Stephen Paddock prepared meticulously for the mass shooting in Las Vegas on Sunday, setting up a number of cameras in and around his hotel suite and adapting 12 semiautomatic rifles to mimic fully automatic gunfire, according to authorities.
Paddock, who killed at least 59 people and injured more than 500 at a Las Vegas concert, set up two cameras in the hallway and one in the peephole of his suite on the 32nd floor of the Mandalay Bay hotel so he could see “if law enforcement or security were approaching,” police said.
He also fitted so-called “bump-stocks” to 12 guns, allowing them to mimic fully automatic gunfire, according to Jill Snyder, special agent for the US Bureau of Alcohol Tobacco and Firearms.
Schneider said officers determined that “bump-stocks” were legal, as the weapons being used were still technically semi-automatic.
She added that Paddock had nearly 50 guns, including rifles, shotguns and pistols, in three locations.
Clark County Sheriff Joseph Lombardo told reporters that the deadliest shooting in modern US history was “pre-planned extensively.”
“This individual was premeditated. Obviously premeditated, the fact that he had the type of weaponry and the amount of weaponry in that room… I’m pretty sure he evaluated everything he did in his actions,” he said.
Undersheriff Kevin McMahill suggested the attack may have ended when Paddock, 64, was disturbed, shooting a security guard.
Paddock moved $100,000 (85,000 euros) into an account in the Philippines a week before the shooting on the country music festival, NBC News reported, citing senior law enforcement officials.
Paddock’s live-in girlfriend, Marilou Danley, who was abroad at the time of the attack, has family ties to the country.
It is unclear whether the money was for Danley, her family, or another purpose.
It comes as police released CCTV footage of Paddock in 2011.
They are still seeking clues to explain why Paddock – a retiree who enjoyed gambling but had no criminal record – set up a vantage point in a high-rise Las Vegas hotel and poured gunfire onto concertgoers.
Paddock, who turned a weapon on himself after the shooting, left no immediate hint of his motive for the arsenal of high-powered weaponry he amassed, or the carnage he inflicted on a crowd of 22,000 attending an outdoor country music festival.

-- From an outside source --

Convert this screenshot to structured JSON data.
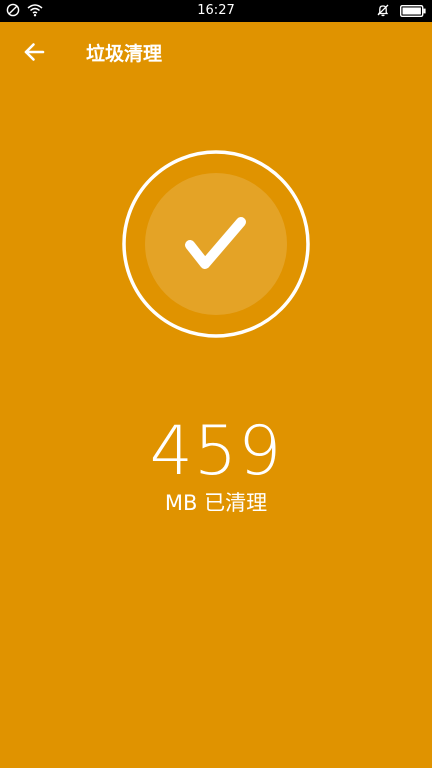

Paddock was not known to have served in the military, to have suffered from a history of mental illness or to have registered any inkling of social disaffection, political discontent or radical views on social media.
“He was a sick man, a demented man,” US President Donald Trump told reporters. “Lot of problems, I guess, and we’re looking into him very, very seriously, but we’re dealing with a very, very sick individual.”
He declined to answer a question about whether he considered the attack an act of domestic terrorism.
US officials also discounted a claim of responsibility by the Islamic State militant group.
Police said they believed Paddock acted alone.
“We have no idea what his belief system was,” Clark County Sheriff Joseph Lombardo told reporters on Monday. “I can’t get into the mind of a psychopath.”
Although police said they had no other suspects, Lombardo said investigators wanted to talk with Danley.
Lombardo also said detectives were “aware of other individuals” who were involved in the sale of weapons Paddock acquired.
The closest Paddock appeared to have ever come to a brush with the law was for a traffic infraction, authorities said.
As with previous mass shootings that have rocked the United States, the massacre in Las Vegas stirred the ongoing debate about gun ownership, which is protected by the Second Amendment to the Constitution, and about how much that right should be subject to controls.